It’s a pretty busy week for Chicago rap, with loads of locals rolling out mixtapes left and right. Vic Spencer released The Catalog Don on Monday, the same day MMG’s Rockie Fresh tossed The Birthday Tape online, and Drake-cosigned rapper Lil Herb is set to drop a best-of compilation of cuts he made with Lil Bibby called Heir Apparents. But the thing on everyone’s mind yesterday was Acid Rap, the second mixtape from Chicago phenom and recent B Side cover star Chancelor Bennett, aka Chance the Rapper. The anticipation for Acid Rap leading up to its release was infectious, at times almost inescapable, and quite overwhelming. Fake Shore Drive crashed shortly after founder Andrew Barber posted the mixtape Tuesday afternoon.

There’s a lot to love about Acid Rap, too much to properly tackle and unpack after one listen or even half a dozen plays; the songs are so finely detailed that I still find new things in tracks he let loose months ago. But it’s quite clear from a cursory listen that Chance really lays everything bare, discussing subjects from his fear of death to his nostalgia for bygone days with remarkable insight.
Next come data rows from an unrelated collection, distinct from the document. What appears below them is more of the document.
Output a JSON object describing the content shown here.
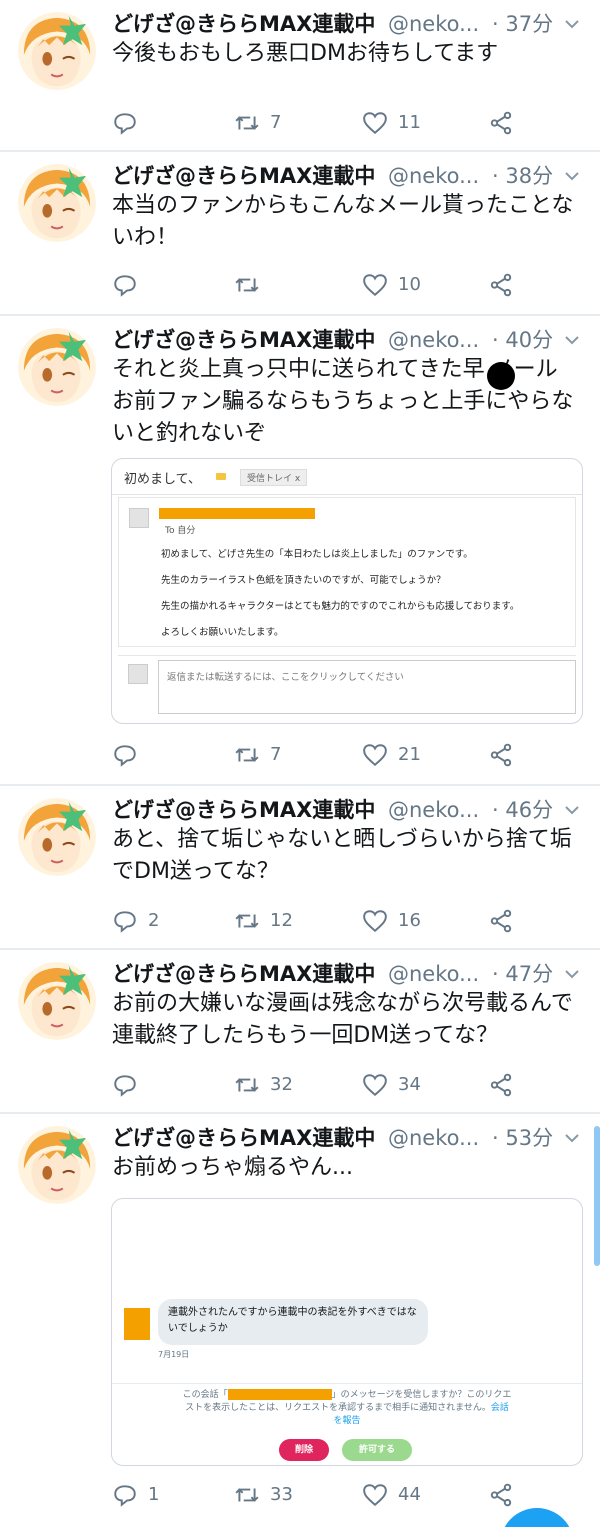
{
  "colors": {
    "accent": "#1da1f2",
    "text": "#14171a",
    "muted": "#657786",
    "redaction": "#f4a000"
  },
  "tweets": [
    {
      "name": "どげざ@きららMAX連載中",
      "handle": "@neko...",
      "time": "· 37分",
      "text": "今後もおもしろ悪口DMお待ちしてます",
      "reply": "",
      "retweet": "7",
      "like": "11"
    },
    {
      "name": "どげざ@きららMAX連載中",
      "handle": "@neko...",
      "time": "· 38分",
      "text": "本当のファンからもこんなメール貰ったことないわ！",
      "reply": "",
      "retweet": "",
      "like": "10"
    },
    {
      "name": "どげざ@きららMAX連載中",
      "handle": "@neko...",
      "time": "· 40分",
      "text": "それと炎上真っ只中に送られてきた早 メール\nお前ファン騙るならもうちょっと上手にやらないと釣れないぞ",
      "reply": "",
      "retweet": "7",
      "like": "21",
      "email": {
        "subject": "初めまして、",
        "label": "受信トレイ x",
        "to": "To 自分",
        "lines": [
          "初めまして、どげさ先生の「本日わたしは炎上しました」のファンです。",
          "先生のカラーイラスト色紙を頂きたいのですが、可能でしょうか？",
          "先生の描かれるキャラクターはとても魅力的ですのでこれからも応援しております。",
          "よろしくお願いいたします。"
        ],
        "reply_placeholder": "返信または転送するには、ここをクリックしてください"
      }
    },
    {
      "name": "どげざ@きららMAX連載中",
      "handle": "@neko...",
      "time": "· 46分",
      "text": "あと、捨て垢じゃないと晒しづらいから捨て垢でDM送ってな？",
      "reply": "2",
      "retweet": "12",
      "like": "16"
    },
    {
      "name": "どげざ@きららMAX連載中",
      "handle": "@neko...",
      "time": "· 47分",
      "text": "お前の大嫌いな漫画は残念ながら次号載るんで\n連載終了したらもう一回DM送ってな？",
      "reply": "",
      "retweet": "32",
      "like": "34"
    },
    {
      "name": "どげざ@きららMAX連載中",
      "handle": "@neko...",
      "time": "· 53分",
      "text": "お前めっちゃ煽るやん...",
      "reply": "1",
      "retweet": "33",
      "like": "44",
      "dm": {
        "message": "連載外されたんですから連載中の表記を外すべきではないでしょうか",
        "date": "7月19日",
        "request_pre": "この会話「",
        "request_post": "」のメッセージを受信しますか？このリクエストを表示したことは、リクエストを承認するまで相手に通知されません。",
        "report": "会話を報告",
        "delete": "削除",
        "allow": "許可する"
      }
    }
  ]
}
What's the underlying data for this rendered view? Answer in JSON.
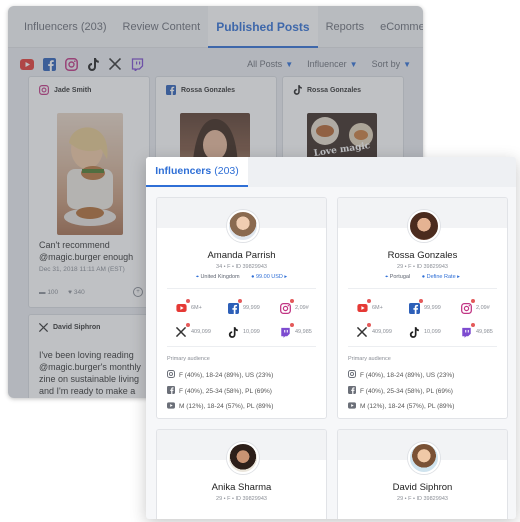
{
  "bg": {
    "tabs": [
      {
        "label": "Influencers (203)",
        "active": false
      },
      {
        "label": "Review Content",
        "active": false
      },
      {
        "label": "Published Posts",
        "active": true
      },
      {
        "label": "Reports",
        "active": false
      },
      {
        "label": "eCommerce",
        "active": false
      }
    ],
    "network_icons": [
      "youtube-icon",
      "facebook-icon",
      "instagram-icon",
      "tiktok-icon",
      "x-icon",
      "twitch-icon"
    ],
    "filters": [
      {
        "label": "All Posts"
      },
      {
        "label": "Influencer"
      },
      {
        "label": "Sort by"
      }
    ],
    "posts": [
      {
        "network": "instagram-icon",
        "author": "Jade Smith",
        "text": "Can't recommend @magic.burger enough",
        "date": "Dec 31, 2018 11:11 AM (EST)",
        "comments": "100",
        "likes": "340"
      },
      {
        "network": "facebook-icon",
        "author": "Rossa Gonzales"
      },
      {
        "network": "tiktok-icon",
        "author": "Rossa Gonzales",
        "overlay_text": "Love magic"
      },
      {
        "network": "x-icon",
        "author": "David Siphron",
        "text": "I've been loving reading @magic.burger's monthly zine on sustainable living and I'm ready to make a change. Follow my"
      }
    ]
  },
  "panel": {
    "tab_label": "Influencers",
    "tab_count": "(203)",
    "primary_audience_label": "Primary audience",
    "influencers": [
      {
        "name": "Amanda Parrish",
        "meta": "34  •  F  •  ID 39829943",
        "location": "United Kingdom",
        "rate": "99.00 USD",
        "stats": {
          "youtube": "6M+",
          "facebook": "99,999",
          "instagram": "2,09#",
          "x": "409,099",
          "tiktok": "10,099",
          "twitch": "49,985"
        },
        "audience": [
          "F (40%), 18-24 (89%), US (23%)",
          "F (40%), 25-34 (58%), PL (69%)",
          "M (12%), 18-24 (57%), PL (89%)"
        ]
      },
      {
        "name": "Rossa Gonzales",
        "meta": "29  •  F  •  ID 39829943",
        "location": "Portugal",
        "rate": "Define Rate",
        "stats": {
          "youtube": "6M+",
          "facebook": "99,999",
          "instagram": "2,09#",
          "x": "409,099",
          "tiktok": "10,099",
          "twitch": "49,985"
        },
        "audience": [
          "F (40%), 18-24 (89%), US (23%)",
          "F (40%), 25-34 (58%), PL (69%)",
          "M (12%), 18-24 (57%), PL (89%)"
        ]
      },
      {
        "name": "Anika Sharma",
        "meta": "29  •  F  •  ID 39829943"
      },
      {
        "name": "David Siphron",
        "meta": "29  •  F  •  ID 39829943"
      }
    ]
  }
}
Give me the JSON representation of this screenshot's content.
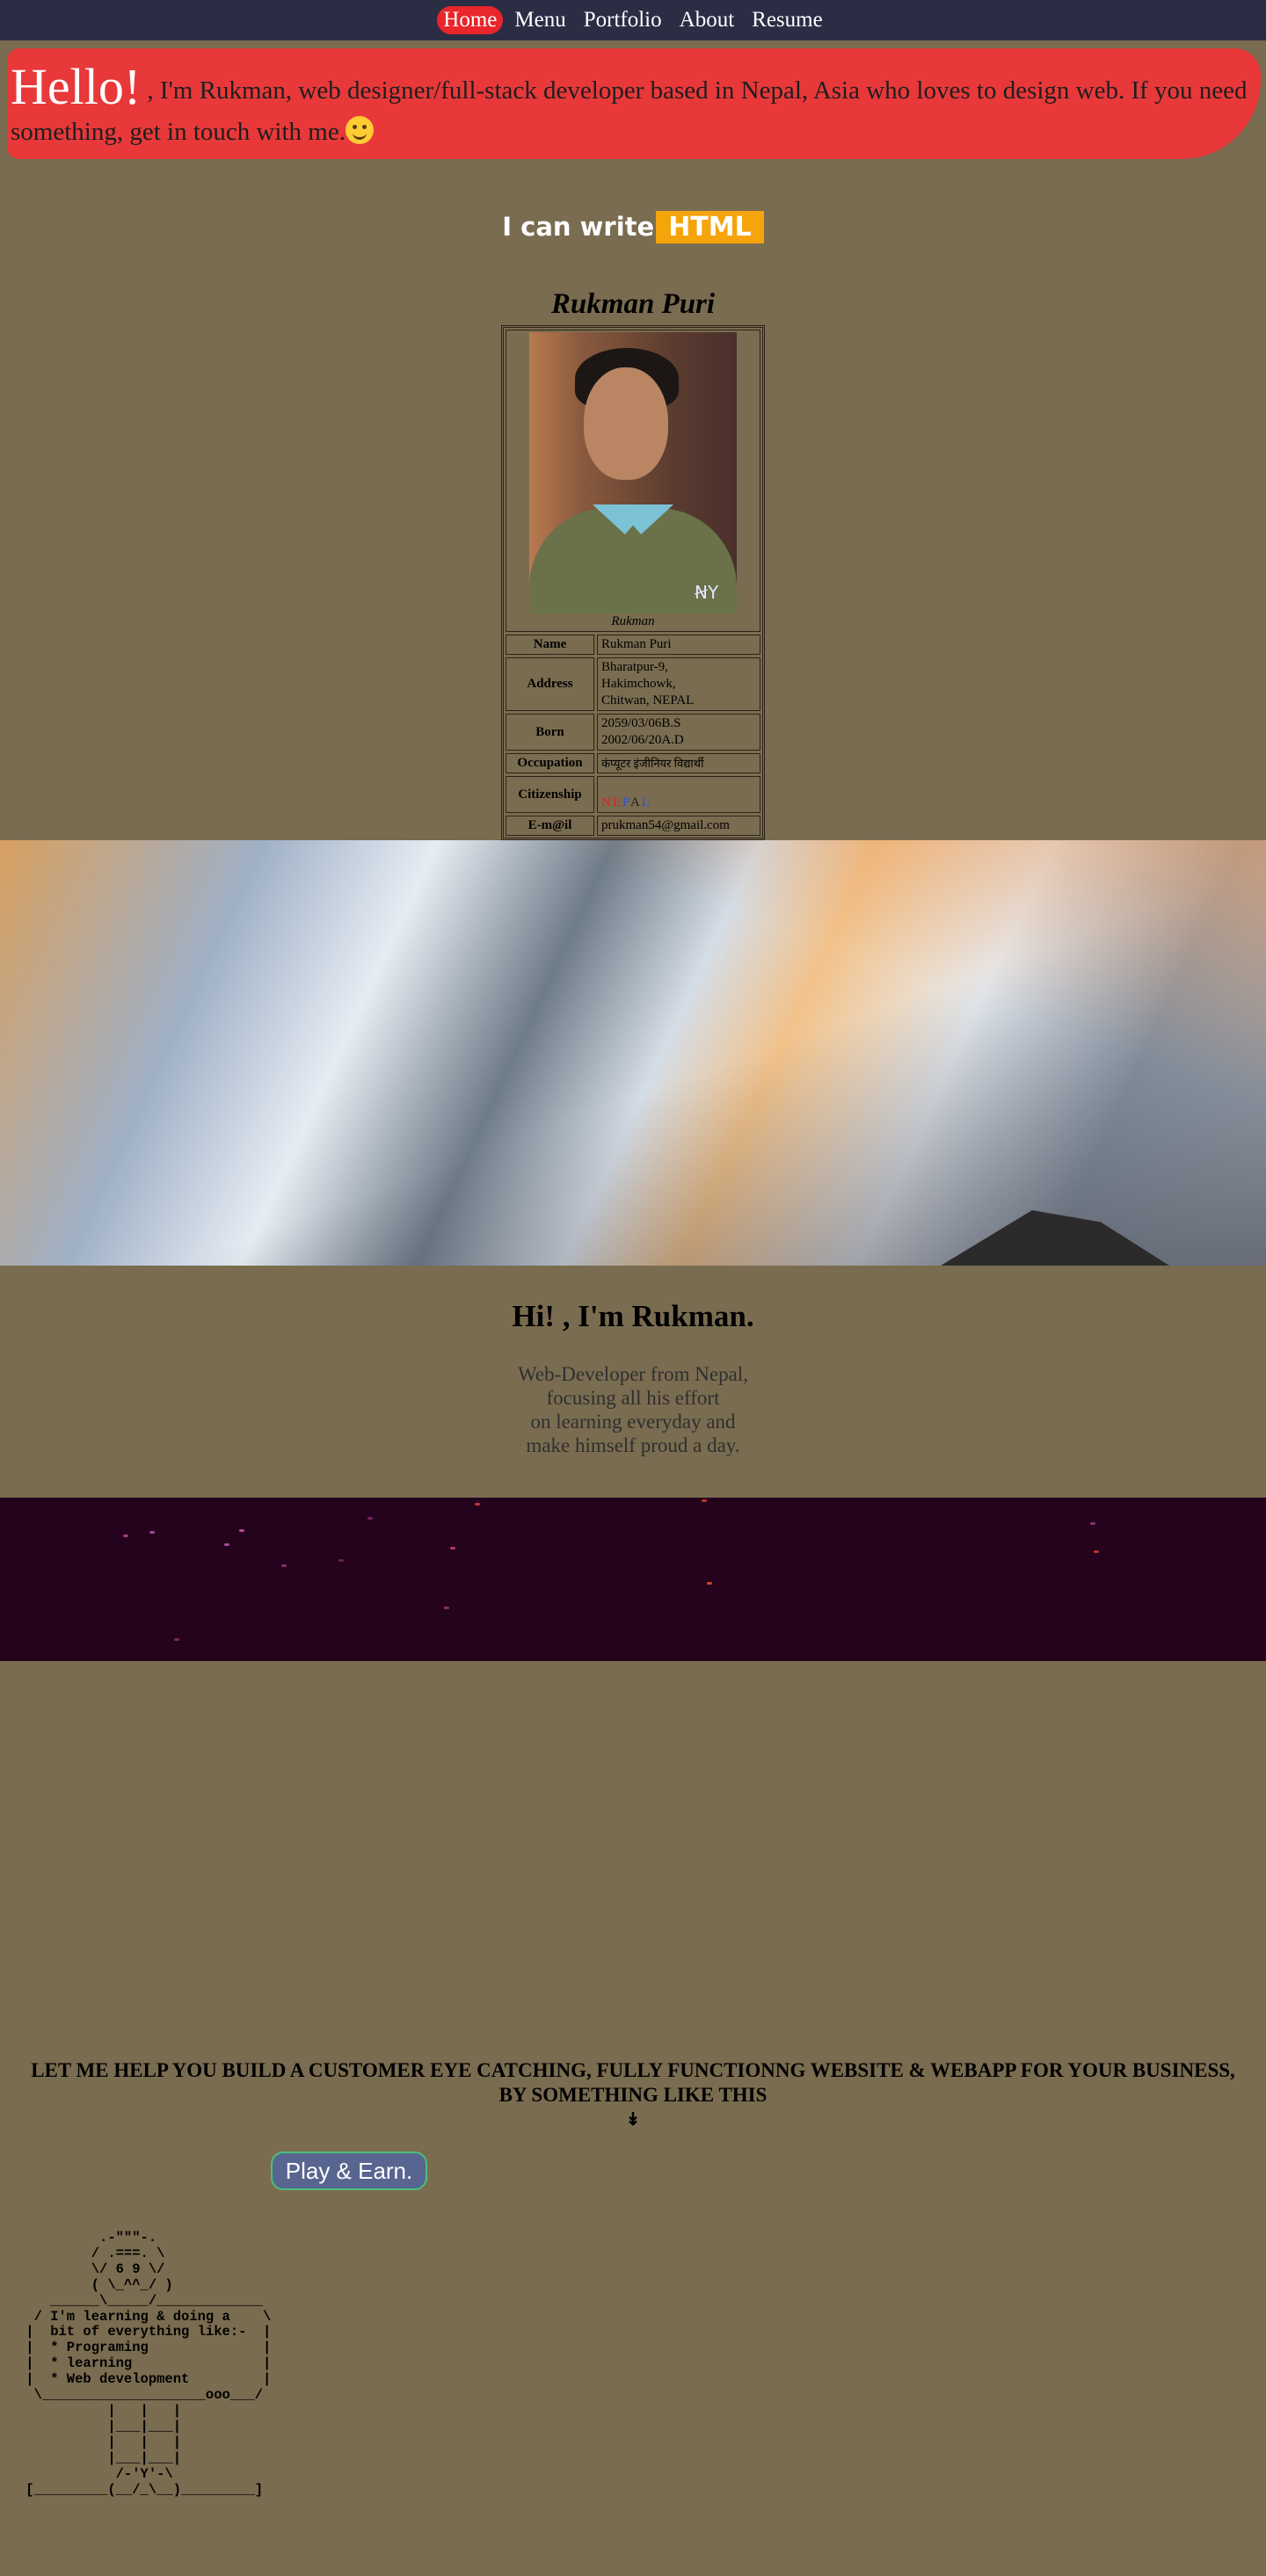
{
  "nav": {
    "items": [
      {
        "label": "Home",
        "active": true
      },
      {
        "label": "Menu",
        "active": false
      },
      {
        "label": "Portfolio",
        "active": false
      },
      {
        "label": "About",
        "active": false
      },
      {
        "label": "Resume",
        "active": false
      }
    ]
  },
  "hello": {
    "greeting": "Hello!",
    "text": " , I'm Rukman, web designer/full-stack developer based in Nepal, Asia who loves to design web. If you need something, get in touch with me."
  },
  "typing": {
    "prefix": "I can write",
    "word": "HTML"
  },
  "profile": {
    "title": "Rukman Puri",
    "caption": "Rukman",
    "rows": [
      {
        "key": "Name",
        "value": "Rukman Puri"
      },
      {
        "key": "Address",
        "value": "Bharatpur-9,\nHakimchowk,\nChitwan, NEPAL"
      },
      {
        "key": "Born",
        "value": "2059/03/06B.S\n2002/06/20A.D"
      },
      {
        "key": "Occupation",
        "value": "कंप्यूटर इंजीनियर विद्यार्थी"
      },
      {
        "key": "Citizenship",
        "value": ""
      },
      {
        "key": "E-m@il",
        "value": "prukman54@gmail.com"
      }
    ],
    "citizenship_letters": [
      "N",
      "E",
      "P",
      "A",
      "L"
    ]
  },
  "about": {
    "title": "Hi! , I'm Rukman.",
    "lines": [
      "Web-Developer from Nepal,",
      "focusing all his effort",
      "on learning everyday and",
      "make himself proud a day."
    ]
  },
  "cta": {
    "line1": "LET ME HELP YOU BUILD A CUSTOMER EYE CATCHING, FULLY FUNCTIONNG WEBSITE & WEBAPP FOR YOUR BUSINESS,",
    "line2": "BY SOMETHING LIKE THIS",
    "arrow": "↡",
    "button": "Play & Earn."
  },
  "ascii_art": "          .-\"\"\"-.\n         / .===. \\\n         \\/ 6 9 \\/\n         ( \\_^^_/ )\n    ______\\_____/_____________\n  / I'm learning & doing a    \\\n |  bit of everything like:-  |\n |  * Programing              |\n |  * learning                |\n |  * Web development         |\n  \\____________________ooo___/\n           |   |   |\n           |___|___|\n           |   |   |\n           |___|___|\n            /-'Y'-\\\n [_________(__/_\\__)_________]",
  "colors": {
    "background": "#7a6c50",
    "nav": "#2b2d45",
    "accent_red": "#e8383a",
    "highlight": "#f5a40c",
    "band": "#25031c",
    "button": "#586590"
  },
  "icons": {
    "emoji": "smiling-face-icon",
    "nav_active": "pill-highlight"
  }
}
Sharing these kinds of intimate details isn’t new for Chance, and it’s long been part of the reason he’s such a relatable MC, but he digs deeper on Acid Rap and embeds his vulnerabilities in the fabric of his music—quite literally in the case of closer “Everything’s Good (Good Ass Outro),” which begins with a recording of a private phone conversation between Chance and his father, Ken Williams-Bennett.